◆ Work item
Gather from the material every line that contains the string "entreprise".

*** Opening The input ***

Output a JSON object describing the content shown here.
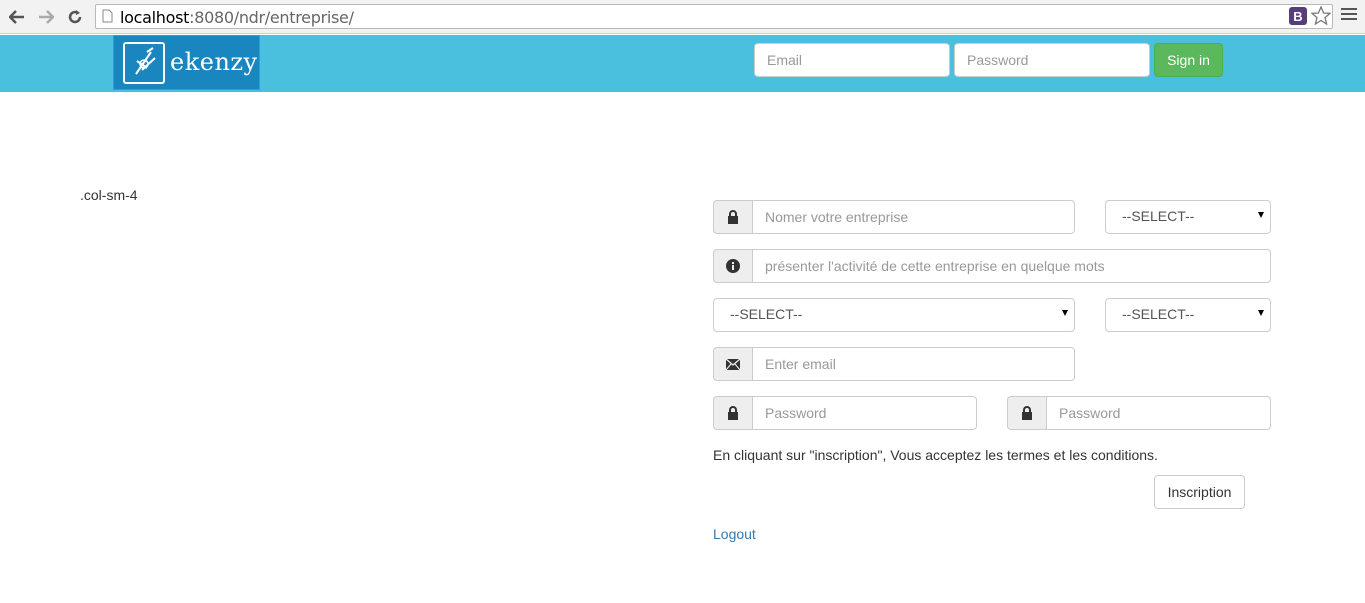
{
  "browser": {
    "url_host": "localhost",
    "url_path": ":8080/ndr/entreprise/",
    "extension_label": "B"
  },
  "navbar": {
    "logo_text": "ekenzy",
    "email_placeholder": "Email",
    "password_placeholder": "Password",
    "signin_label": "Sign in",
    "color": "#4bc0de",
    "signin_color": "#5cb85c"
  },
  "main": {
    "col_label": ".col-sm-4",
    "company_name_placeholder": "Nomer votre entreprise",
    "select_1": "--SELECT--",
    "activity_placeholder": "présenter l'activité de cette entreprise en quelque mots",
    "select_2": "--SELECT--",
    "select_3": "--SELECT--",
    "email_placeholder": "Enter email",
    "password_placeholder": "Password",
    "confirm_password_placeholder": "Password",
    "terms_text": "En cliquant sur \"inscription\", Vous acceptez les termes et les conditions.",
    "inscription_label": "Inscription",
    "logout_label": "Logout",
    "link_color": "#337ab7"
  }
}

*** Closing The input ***

◆ The answer
    "url_path": ":8080/ndr/entreprise/",
    "company_name_placeholder": "Nomer votre entreprise",
    "activity_placeholder": "présenter l'activité de cette entreprise en quelque mots",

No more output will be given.